Basically, if you are over, then you are a chapter 13. If you are under, then you are a chapter 7.
So I just refunded a retainer payment to some clients who didn’t understand the difference between net and gross. With one child, the magical median income number was $78,581. They told me that their income was sitting at $72,000, so it should have been a simple chapter 7. Once they sent in their paystubs, it showed that they were pulling in $98,000 a year (gross). With payroll deductions, they were netting $72,000 a year (net).When I ran their income figures through my 6 month paystub analysis, Form 122 showed that they had over $2,000 a month left over to pay their creditors off. That means that they would have to be a chapter 13 with a repayment plan of up to $2,000 a month. They didn’t like this development at all, and I refunded their money.
Now remember that these numbers can be adjusted by child support payments (received or made), larger mortgages, huge tax debt, etc.

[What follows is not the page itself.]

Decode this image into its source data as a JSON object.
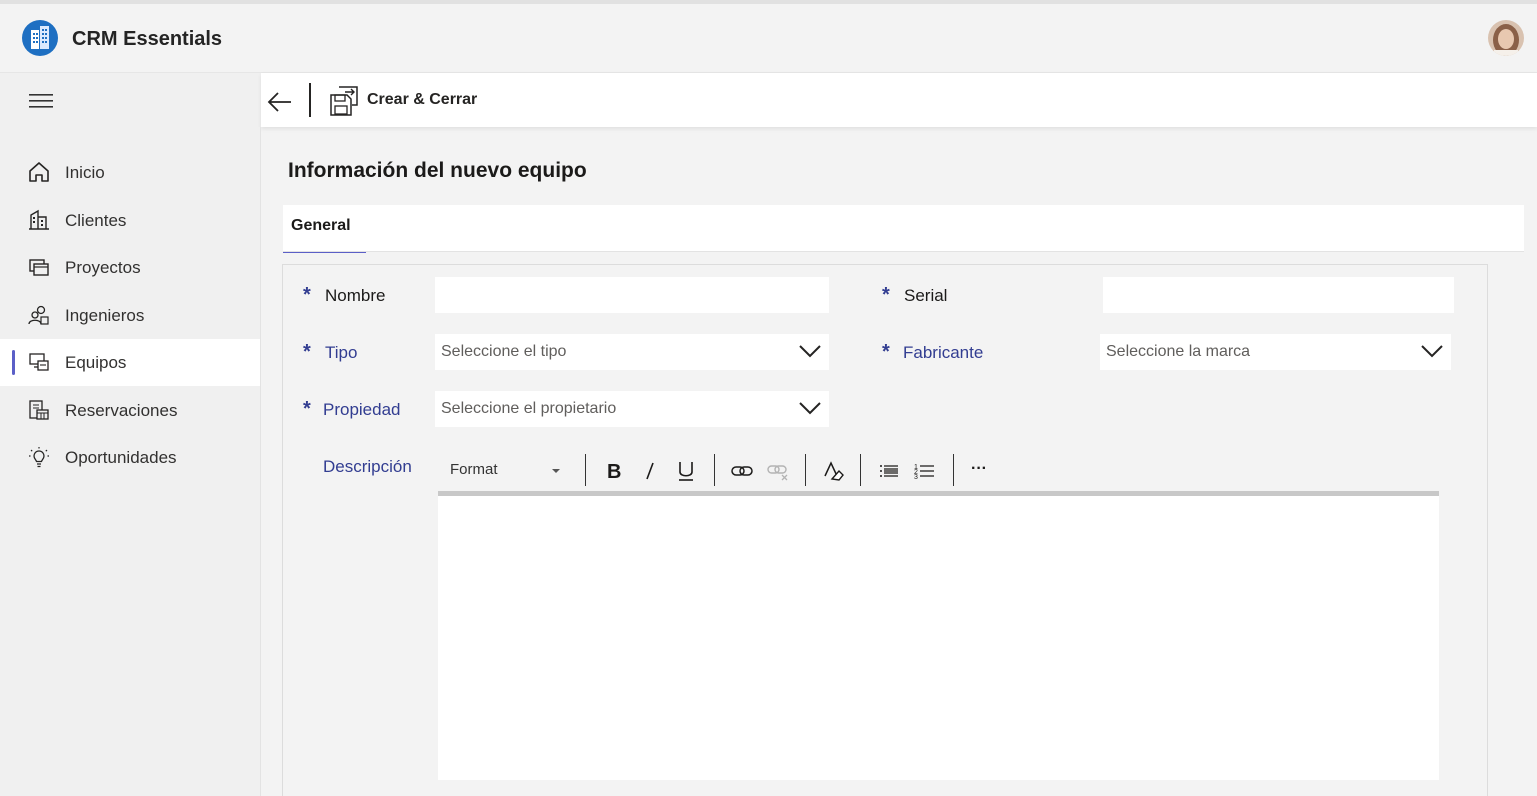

It is a gross overgeneralization to say that if you are over that figure then you MUST be a chapter 13, but this is the baseline we start with. That being said, here are the current figures for Salt Lake County that we use on our Form 122 (6 month average of current monthly income and disposable income):
Married with 1 child: $78,581
Married with 2 children: $88,835
Married with 3 children: $97,835
Married with 4 children: $106,836
Married with 5 children: $115,835
Married with 6 children: $124,835
Married with 7 children: $133,835
Married with 8 children: $142,835
Married with 9 children: $151,835
Married with 10 children: $160,835
If you have more than 10 children, you’re probably going to be below median. I have 11 children, and I know how expensive that can be.